DIRECTIONS FOR THIS TASK: Given the listing that follows, report all lines in which the string "kind" occurs.
^^^^
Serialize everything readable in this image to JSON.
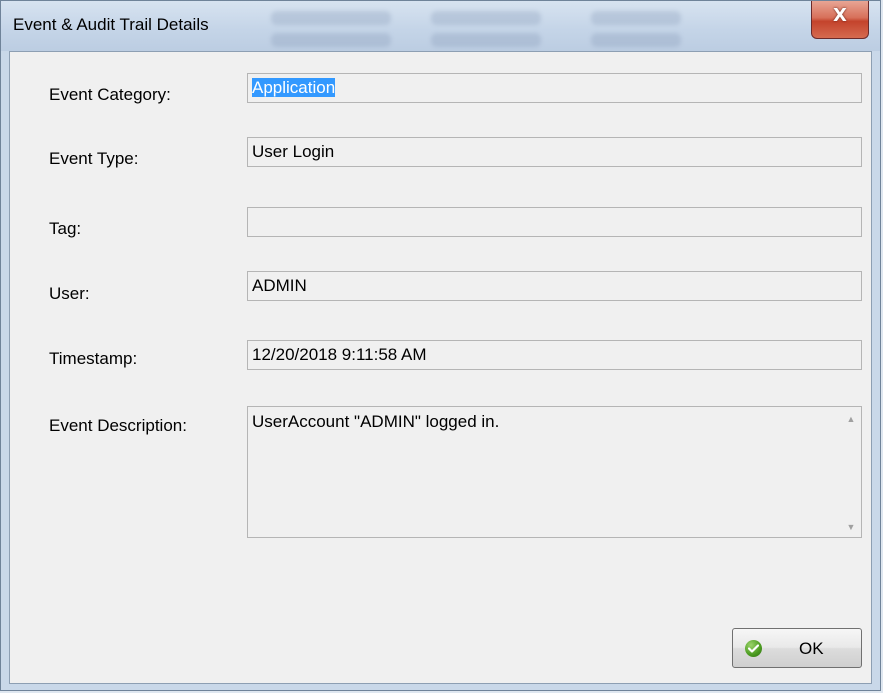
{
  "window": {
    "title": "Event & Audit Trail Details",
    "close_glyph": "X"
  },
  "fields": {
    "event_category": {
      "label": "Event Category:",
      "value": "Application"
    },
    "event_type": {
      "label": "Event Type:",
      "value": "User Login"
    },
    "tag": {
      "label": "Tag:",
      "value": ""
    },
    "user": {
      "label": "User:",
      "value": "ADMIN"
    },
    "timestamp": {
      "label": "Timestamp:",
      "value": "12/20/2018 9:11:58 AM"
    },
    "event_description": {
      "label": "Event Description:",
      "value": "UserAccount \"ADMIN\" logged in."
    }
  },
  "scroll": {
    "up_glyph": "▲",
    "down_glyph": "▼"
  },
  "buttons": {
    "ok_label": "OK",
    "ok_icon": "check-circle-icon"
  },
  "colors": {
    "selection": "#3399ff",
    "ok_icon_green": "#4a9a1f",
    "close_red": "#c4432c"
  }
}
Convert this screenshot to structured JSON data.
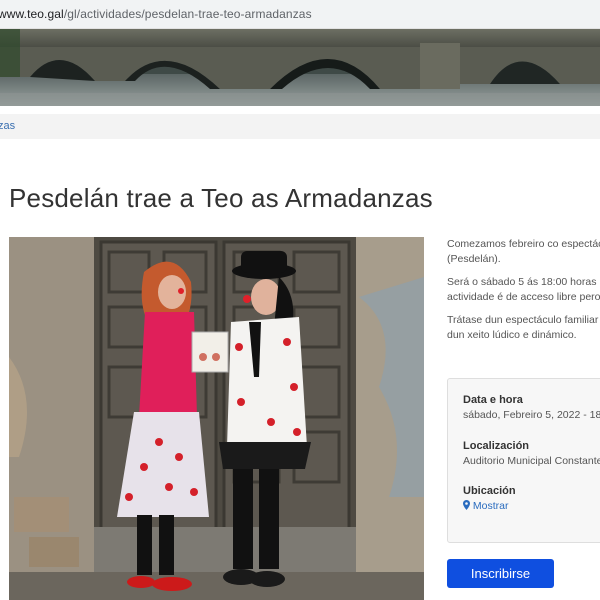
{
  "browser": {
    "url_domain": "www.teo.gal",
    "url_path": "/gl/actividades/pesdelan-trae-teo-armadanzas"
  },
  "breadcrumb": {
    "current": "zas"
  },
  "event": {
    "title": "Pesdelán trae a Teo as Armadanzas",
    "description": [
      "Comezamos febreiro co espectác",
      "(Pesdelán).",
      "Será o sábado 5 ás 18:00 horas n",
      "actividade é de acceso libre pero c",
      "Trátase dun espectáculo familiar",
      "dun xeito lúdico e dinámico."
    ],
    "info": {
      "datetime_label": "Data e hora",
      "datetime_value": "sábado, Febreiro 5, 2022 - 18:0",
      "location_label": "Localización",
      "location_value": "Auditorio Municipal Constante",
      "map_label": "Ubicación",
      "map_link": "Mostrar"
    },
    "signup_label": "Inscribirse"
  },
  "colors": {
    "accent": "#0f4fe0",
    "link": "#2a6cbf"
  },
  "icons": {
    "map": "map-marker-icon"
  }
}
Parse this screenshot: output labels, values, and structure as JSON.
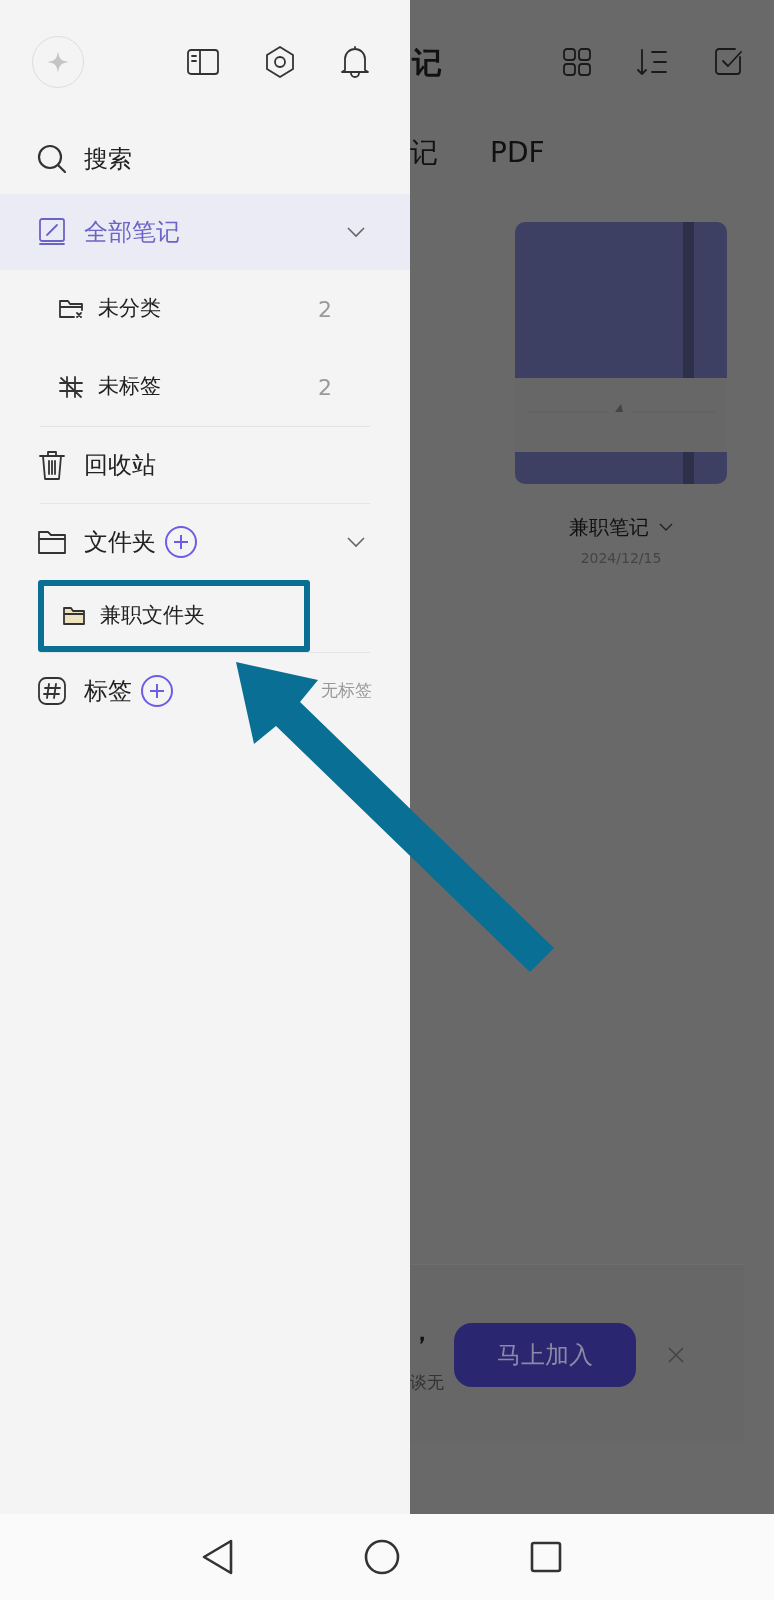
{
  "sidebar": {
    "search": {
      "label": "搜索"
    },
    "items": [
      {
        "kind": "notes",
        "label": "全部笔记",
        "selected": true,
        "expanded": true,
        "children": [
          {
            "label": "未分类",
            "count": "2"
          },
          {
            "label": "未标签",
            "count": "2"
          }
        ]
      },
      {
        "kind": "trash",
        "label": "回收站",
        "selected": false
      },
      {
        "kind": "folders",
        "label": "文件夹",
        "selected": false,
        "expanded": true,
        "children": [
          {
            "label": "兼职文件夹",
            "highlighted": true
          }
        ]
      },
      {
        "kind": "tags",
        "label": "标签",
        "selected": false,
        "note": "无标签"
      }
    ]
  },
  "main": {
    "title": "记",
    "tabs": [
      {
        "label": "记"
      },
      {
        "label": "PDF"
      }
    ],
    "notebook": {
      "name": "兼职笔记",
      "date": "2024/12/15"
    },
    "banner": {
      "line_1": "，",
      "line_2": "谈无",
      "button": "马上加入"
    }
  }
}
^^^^
FINAL ANSWER:
        "kind": "notes",
        "kind": "trash",
        "kind": "folders",
        "kind": "tags",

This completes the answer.